# EXERCISE DIRECTIONS
Find the string "date" in the listing and report every line that has it.

# DATASET RECORDS
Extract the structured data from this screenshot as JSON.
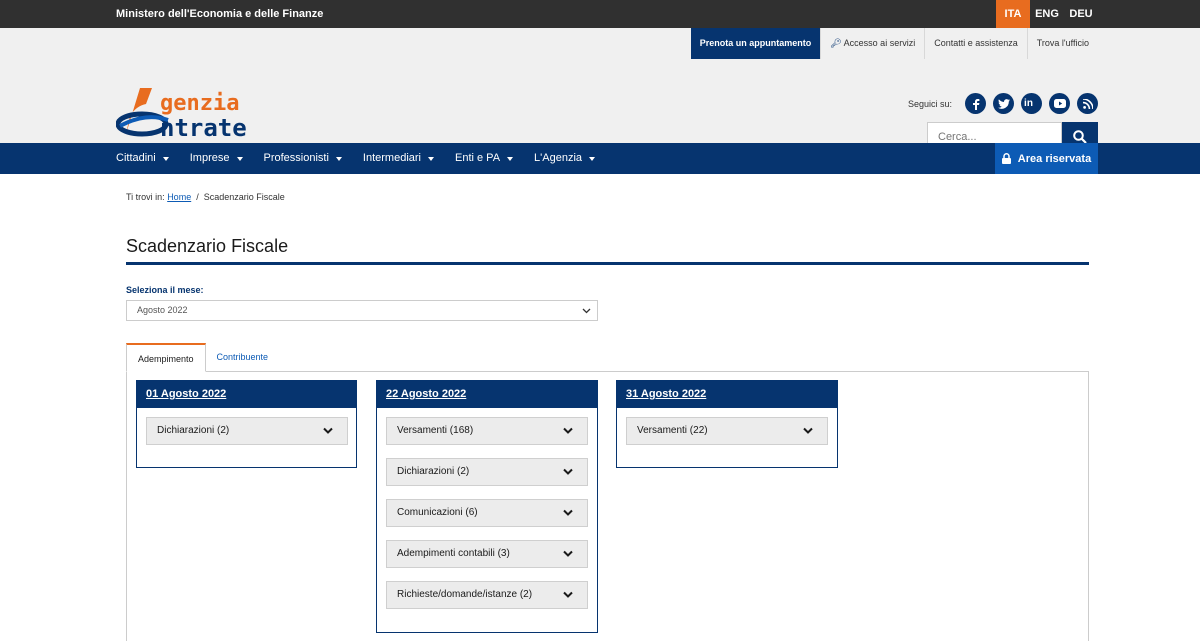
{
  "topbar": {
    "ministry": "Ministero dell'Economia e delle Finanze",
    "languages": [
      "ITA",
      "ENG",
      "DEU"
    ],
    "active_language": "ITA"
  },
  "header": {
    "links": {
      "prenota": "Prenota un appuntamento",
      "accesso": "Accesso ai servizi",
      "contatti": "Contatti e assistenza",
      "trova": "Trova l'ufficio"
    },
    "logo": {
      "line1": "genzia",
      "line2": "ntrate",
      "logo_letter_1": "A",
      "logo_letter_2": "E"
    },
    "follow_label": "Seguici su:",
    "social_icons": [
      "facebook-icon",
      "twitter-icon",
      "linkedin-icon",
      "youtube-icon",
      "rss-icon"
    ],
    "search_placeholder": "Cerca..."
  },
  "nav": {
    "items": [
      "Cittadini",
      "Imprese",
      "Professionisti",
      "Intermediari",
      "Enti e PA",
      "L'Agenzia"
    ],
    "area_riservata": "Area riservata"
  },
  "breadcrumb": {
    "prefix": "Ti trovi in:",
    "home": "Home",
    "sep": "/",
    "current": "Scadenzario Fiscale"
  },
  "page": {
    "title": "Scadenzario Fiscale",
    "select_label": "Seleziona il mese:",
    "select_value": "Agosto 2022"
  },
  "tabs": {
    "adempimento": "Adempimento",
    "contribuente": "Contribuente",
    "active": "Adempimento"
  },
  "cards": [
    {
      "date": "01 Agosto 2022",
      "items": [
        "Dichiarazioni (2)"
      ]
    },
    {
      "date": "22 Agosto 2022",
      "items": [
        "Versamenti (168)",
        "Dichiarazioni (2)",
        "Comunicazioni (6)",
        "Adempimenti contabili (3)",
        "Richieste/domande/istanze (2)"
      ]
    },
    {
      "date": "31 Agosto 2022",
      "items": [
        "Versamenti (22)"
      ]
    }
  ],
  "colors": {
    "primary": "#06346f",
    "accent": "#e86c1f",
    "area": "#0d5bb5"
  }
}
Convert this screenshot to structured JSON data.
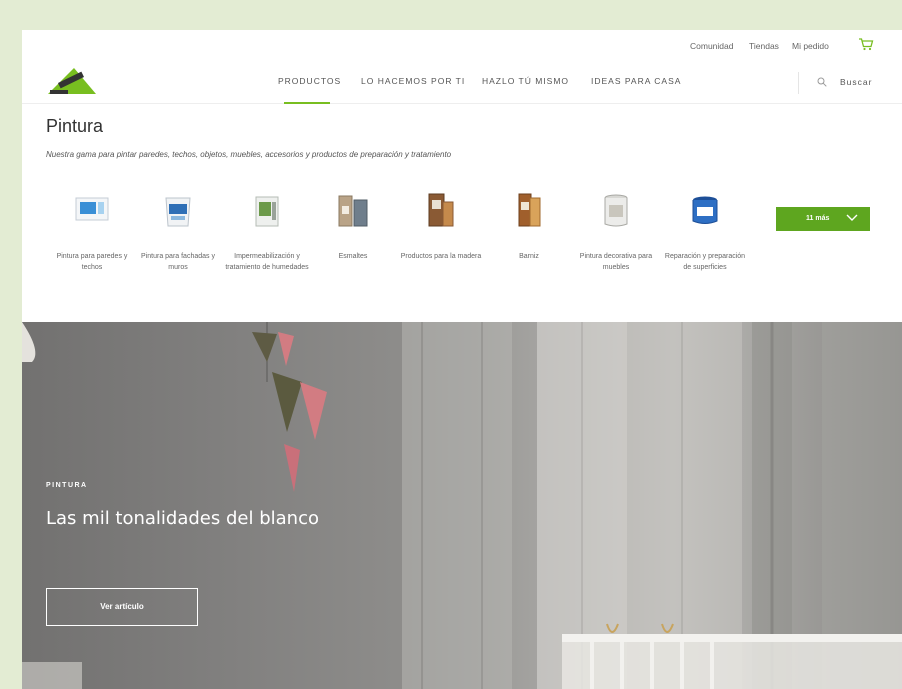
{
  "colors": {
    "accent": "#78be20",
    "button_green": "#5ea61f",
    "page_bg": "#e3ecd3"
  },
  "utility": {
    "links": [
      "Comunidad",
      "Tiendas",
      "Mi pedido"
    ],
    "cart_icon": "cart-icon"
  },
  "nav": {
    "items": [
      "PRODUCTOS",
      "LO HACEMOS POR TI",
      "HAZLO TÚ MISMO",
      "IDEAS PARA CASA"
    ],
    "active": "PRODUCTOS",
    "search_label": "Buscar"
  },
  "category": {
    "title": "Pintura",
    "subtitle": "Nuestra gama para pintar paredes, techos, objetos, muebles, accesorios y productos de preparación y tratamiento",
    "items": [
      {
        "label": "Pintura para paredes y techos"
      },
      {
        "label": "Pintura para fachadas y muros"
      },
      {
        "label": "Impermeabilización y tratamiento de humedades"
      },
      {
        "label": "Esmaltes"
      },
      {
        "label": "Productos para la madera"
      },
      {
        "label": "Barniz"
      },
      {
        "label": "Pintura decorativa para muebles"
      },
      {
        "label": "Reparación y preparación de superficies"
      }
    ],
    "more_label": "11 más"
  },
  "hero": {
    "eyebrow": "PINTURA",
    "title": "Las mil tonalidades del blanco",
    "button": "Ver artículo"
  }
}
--
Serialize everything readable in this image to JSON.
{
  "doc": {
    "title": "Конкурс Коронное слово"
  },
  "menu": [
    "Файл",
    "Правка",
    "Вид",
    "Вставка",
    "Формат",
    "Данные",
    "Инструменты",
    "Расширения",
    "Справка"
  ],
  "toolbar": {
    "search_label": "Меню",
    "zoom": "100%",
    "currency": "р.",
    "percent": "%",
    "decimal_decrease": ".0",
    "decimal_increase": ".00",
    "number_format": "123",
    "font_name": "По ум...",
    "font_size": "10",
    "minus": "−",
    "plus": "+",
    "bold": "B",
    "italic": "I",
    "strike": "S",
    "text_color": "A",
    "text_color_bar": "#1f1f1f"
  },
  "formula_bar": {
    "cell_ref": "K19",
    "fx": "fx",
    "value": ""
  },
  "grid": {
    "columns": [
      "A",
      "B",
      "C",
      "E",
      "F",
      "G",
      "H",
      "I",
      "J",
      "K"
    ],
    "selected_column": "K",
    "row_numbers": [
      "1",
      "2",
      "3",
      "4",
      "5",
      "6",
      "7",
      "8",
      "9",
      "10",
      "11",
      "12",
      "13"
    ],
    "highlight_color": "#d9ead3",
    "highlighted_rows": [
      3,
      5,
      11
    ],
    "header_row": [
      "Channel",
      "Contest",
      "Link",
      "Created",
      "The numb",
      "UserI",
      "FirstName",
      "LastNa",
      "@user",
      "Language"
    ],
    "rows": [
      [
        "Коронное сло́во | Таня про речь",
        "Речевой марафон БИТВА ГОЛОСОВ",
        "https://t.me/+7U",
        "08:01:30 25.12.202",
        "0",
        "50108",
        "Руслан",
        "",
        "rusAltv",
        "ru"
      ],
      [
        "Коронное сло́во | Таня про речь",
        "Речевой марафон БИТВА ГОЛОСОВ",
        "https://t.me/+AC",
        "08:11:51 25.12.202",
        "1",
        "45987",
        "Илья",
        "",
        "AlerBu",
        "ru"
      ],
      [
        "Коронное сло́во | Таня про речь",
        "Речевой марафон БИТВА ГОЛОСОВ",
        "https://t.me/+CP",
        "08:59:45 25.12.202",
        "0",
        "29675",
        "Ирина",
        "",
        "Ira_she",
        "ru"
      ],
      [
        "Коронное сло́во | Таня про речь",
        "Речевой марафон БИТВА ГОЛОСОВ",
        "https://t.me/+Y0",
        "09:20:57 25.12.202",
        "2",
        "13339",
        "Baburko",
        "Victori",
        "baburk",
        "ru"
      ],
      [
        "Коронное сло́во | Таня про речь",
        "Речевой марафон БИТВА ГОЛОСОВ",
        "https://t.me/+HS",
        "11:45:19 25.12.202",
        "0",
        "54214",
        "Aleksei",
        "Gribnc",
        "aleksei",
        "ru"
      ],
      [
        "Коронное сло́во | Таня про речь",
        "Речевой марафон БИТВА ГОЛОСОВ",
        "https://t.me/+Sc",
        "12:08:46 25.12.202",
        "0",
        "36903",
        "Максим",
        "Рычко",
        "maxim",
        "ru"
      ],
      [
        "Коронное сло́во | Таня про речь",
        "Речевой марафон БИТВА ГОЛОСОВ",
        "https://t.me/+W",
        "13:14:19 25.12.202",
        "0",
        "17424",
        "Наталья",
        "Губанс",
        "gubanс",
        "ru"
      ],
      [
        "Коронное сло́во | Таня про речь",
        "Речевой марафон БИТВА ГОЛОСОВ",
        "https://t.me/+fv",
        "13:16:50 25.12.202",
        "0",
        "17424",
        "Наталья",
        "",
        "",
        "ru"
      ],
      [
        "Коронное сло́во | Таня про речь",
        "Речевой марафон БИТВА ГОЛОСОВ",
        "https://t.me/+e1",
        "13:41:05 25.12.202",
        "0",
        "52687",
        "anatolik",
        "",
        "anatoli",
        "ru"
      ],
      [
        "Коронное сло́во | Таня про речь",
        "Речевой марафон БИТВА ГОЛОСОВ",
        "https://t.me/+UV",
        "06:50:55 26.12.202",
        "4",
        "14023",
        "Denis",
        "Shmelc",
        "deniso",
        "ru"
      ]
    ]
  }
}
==
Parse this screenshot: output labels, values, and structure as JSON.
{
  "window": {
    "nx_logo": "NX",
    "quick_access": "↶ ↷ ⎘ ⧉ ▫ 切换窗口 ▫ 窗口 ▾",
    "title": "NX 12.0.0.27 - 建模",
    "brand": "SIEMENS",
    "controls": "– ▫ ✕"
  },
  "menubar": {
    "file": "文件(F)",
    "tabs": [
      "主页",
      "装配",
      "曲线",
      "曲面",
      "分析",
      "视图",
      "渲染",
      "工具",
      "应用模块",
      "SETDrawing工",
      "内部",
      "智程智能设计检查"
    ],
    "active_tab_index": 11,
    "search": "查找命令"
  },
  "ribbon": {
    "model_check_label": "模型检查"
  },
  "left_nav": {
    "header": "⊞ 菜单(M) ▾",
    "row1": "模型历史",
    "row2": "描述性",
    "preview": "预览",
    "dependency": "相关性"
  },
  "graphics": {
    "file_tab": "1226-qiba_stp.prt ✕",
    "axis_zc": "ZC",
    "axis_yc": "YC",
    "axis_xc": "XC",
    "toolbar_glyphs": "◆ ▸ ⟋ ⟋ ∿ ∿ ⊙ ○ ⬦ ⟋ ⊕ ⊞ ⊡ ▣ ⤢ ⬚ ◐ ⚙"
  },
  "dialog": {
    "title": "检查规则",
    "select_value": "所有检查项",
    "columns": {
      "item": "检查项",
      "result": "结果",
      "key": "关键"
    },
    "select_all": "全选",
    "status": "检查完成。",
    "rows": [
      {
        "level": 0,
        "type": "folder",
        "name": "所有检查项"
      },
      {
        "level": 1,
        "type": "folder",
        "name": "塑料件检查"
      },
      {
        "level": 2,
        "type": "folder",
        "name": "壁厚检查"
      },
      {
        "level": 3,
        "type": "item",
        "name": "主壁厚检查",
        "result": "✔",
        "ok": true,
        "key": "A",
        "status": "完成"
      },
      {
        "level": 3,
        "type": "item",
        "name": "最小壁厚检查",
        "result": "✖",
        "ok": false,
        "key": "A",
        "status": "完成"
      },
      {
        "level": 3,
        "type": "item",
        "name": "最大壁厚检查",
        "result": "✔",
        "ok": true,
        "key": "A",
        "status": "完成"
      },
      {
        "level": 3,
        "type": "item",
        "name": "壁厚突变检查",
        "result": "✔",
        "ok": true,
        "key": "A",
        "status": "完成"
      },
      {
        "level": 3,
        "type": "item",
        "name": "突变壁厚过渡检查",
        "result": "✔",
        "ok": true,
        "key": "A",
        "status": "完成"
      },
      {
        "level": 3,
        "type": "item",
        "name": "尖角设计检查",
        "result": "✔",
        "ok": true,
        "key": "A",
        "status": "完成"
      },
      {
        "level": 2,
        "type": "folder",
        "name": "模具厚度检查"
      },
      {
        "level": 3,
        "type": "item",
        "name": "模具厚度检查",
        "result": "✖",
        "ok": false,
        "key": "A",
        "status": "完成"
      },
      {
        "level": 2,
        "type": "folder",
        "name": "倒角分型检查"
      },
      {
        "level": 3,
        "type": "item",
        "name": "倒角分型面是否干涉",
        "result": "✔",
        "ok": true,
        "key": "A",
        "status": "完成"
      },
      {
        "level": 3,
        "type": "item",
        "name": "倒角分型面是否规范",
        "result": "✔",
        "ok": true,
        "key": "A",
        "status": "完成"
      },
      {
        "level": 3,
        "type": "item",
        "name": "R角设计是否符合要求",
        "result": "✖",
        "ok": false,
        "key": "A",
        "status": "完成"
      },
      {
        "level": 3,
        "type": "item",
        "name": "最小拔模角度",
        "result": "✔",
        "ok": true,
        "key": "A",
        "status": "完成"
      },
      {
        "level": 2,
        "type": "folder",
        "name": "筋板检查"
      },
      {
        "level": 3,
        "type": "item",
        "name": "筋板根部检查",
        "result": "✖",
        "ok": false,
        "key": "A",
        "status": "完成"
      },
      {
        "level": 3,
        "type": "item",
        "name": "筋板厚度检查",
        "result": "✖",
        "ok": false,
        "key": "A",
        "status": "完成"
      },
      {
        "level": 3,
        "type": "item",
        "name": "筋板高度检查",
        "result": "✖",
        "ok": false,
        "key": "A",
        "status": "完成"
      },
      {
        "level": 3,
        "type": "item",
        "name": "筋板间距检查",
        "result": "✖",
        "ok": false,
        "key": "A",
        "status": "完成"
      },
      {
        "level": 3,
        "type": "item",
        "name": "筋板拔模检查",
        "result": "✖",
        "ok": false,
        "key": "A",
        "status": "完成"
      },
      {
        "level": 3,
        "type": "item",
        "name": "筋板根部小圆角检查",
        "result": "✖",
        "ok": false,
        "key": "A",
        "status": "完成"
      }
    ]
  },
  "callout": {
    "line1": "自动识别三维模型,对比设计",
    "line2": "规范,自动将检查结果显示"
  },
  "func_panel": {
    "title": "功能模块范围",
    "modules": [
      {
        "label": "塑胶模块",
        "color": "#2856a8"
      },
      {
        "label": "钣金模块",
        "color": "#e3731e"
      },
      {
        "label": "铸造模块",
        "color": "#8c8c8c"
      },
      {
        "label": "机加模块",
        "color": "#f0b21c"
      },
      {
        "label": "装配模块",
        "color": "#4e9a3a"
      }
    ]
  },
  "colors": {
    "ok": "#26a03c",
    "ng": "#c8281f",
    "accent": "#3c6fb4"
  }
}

# OUTPUT
      "date": "01 Agosto 2022",
      "date": "22 Agosto 2022",
      "date": "31 Agosto 2022",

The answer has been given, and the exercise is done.